Start of Listed entries

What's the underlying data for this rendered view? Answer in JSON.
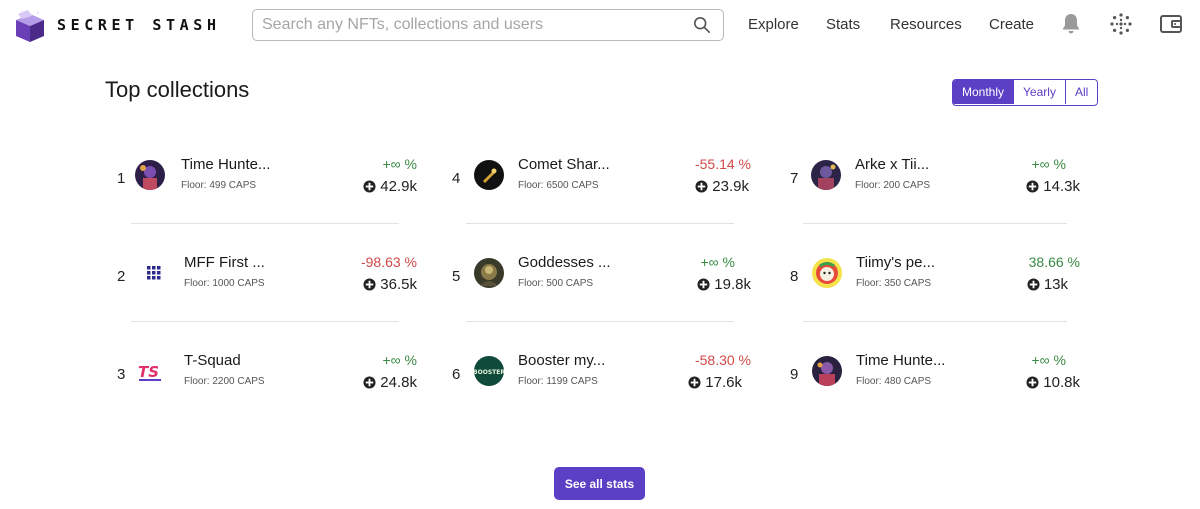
{
  "header": {
    "brand": "SECRET STASH",
    "search_placeholder": "Search any NFTs, collections and users",
    "nav": [
      "Explore",
      "Stats",
      "Resources",
      "Create"
    ],
    "icons": [
      "bell-icon",
      "theme-dots-icon",
      "wallet-icon"
    ]
  },
  "main": {
    "title": "Top collections",
    "tabs": [
      {
        "label": "Monthly",
        "active": true
      },
      {
        "label": "Yearly",
        "active": false
      },
      {
        "label": "All",
        "active": false
      }
    ],
    "see_all_label": "See all stats"
  },
  "collections": [
    {
      "rank": "1",
      "name": "Time Hunte...",
      "floor": "Floor: 499 CAPS",
      "change": "+∞ %",
      "change_type": "pos",
      "volume": "42.9k"
    },
    {
      "rank": "2",
      "name": "MFF First ...",
      "floor": "Floor: 1000 CAPS",
      "change": "-98.63 %",
      "change_type": "neg",
      "volume": "36.5k"
    },
    {
      "rank": "3",
      "name": "T-Squad",
      "floor": "Floor: 2200 CAPS",
      "change": "+∞ %",
      "change_type": "pos",
      "volume": "24.8k"
    },
    {
      "rank": "4",
      "name": "Comet Shar...",
      "floor": "Floor: 6500 CAPS",
      "change": "-55.14 %",
      "change_type": "neg",
      "volume": "23.9k"
    },
    {
      "rank": "5",
      "name": "Goddesses ...",
      "floor": "Floor: 500 CAPS",
      "change": "+∞ %",
      "change_type": "pos",
      "volume": "19.8k"
    },
    {
      "rank": "6",
      "name": "Booster my...",
      "floor": "Floor: 1199 CAPS",
      "change": "-58.30 %",
      "change_type": "neg",
      "volume": "17.6k"
    },
    {
      "rank": "7",
      "name": "Arke x Tii...",
      "floor": "Floor: 200 CAPS",
      "change": "+∞ %",
      "change_type": "pos",
      "volume": "14.3k"
    },
    {
      "rank": "8",
      "name": "Tiimy's pe...",
      "floor": "Floor: 350 CAPS",
      "change": "38.66 %",
      "change_type": "pos",
      "volume": "13k"
    },
    {
      "rank": "9",
      "name": "Time Hunte...",
      "floor": "Floor: 480 CAPS",
      "change": "+∞ %",
      "change_type": "pos",
      "volume": "10.8k"
    }
  ],
  "colors": {
    "accent": "#5b3fc4",
    "positive": "#3a8a44",
    "negative": "#d04848"
  }
}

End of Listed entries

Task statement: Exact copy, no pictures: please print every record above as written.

Response to this exercise:
What's the underlying data for this rendered view? Answer in JSON.
{
  "header": {
    "brand": "SECRET STASH",
    "search_placeholder": "Search any NFTs, collections and users",
    "nav": [
      "Explore",
      "Stats",
      "Resources",
      "Create"
    ],
    "icons": [
      "bell-icon",
      "theme-dots-icon",
      "wallet-icon"
    ]
  },
  "main": {
    "title": "Top collections",
    "tabs": [
      {
        "label": "Monthly",
        "active": true
      },
      {
        "label": "Yearly",
        "active": false
      },
      {
        "label": "All",
        "active": false
      }
    ],
    "see_all_label": "See all stats"
  },
  "collections": [
    {
      "rank": "1",
      "name": "Time Hunte...",
      "floor": "Floor: 499 CAPS",
      "change": "+∞ %",
      "change_type": "pos",
      "volume": "42.9k"
    },
    {
      "rank": "2",
      "name": "MFF First ...",
      "floor": "Floor: 1000 CAPS",
      "change": "-98.63 %",
      "change_type": "neg",
      "volume": "36.5k"
    },
    {
      "rank": "3",
      "name": "T-Squad",
      "floor": "Floor: 2200 CAPS",
      "change": "+∞ %",
      "change_type": "pos",
      "volume": "24.8k"
    },
    {
      "rank": "4",
      "name": "Comet Shar...",
      "floor": "Floor: 6500 CAPS",
      "change": "-55.14 %",
      "change_type": "neg",
      "volume": "23.9k"
    },
    {
      "rank": "5",
      "name": "Goddesses ...",
      "floor": "Floor: 500 CAPS",
      "change": "+∞ %",
      "change_type": "pos",
      "volume": "19.8k"
    },
    {
      "rank": "6",
      "name": "Booster my...",
      "floor": "Floor: 1199 CAPS",
      "change": "-58.30 %",
      "change_type": "neg",
      "volume": "17.6k"
    },
    {
      "rank": "7",
      "name": "Arke x Tii...",
      "floor": "Floor: 200 CAPS",
      "change": "+∞ %",
      "change_type": "pos",
      "volume": "14.3k"
    },
    {
      "rank": "8",
      "name": "Tiimy's pe...",
      "floor": "Floor: 350 CAPS",
      "change": "38.66 %",
      "change_type": "pos",
      "volume": "13k"
    },
    {
      "rank": "9",
      "name": "Time Hunte...",
      "floor": "Floor: 480 CAPS",
      "change": "+∞ %",
      "change_type": "pos",
      "volume": "10.8k"
    }
  ],
  "colors": {
    "accent": "#5b3fc4",
    "positive": "#3a8a44",
    "negative": "#d04848"
  }
}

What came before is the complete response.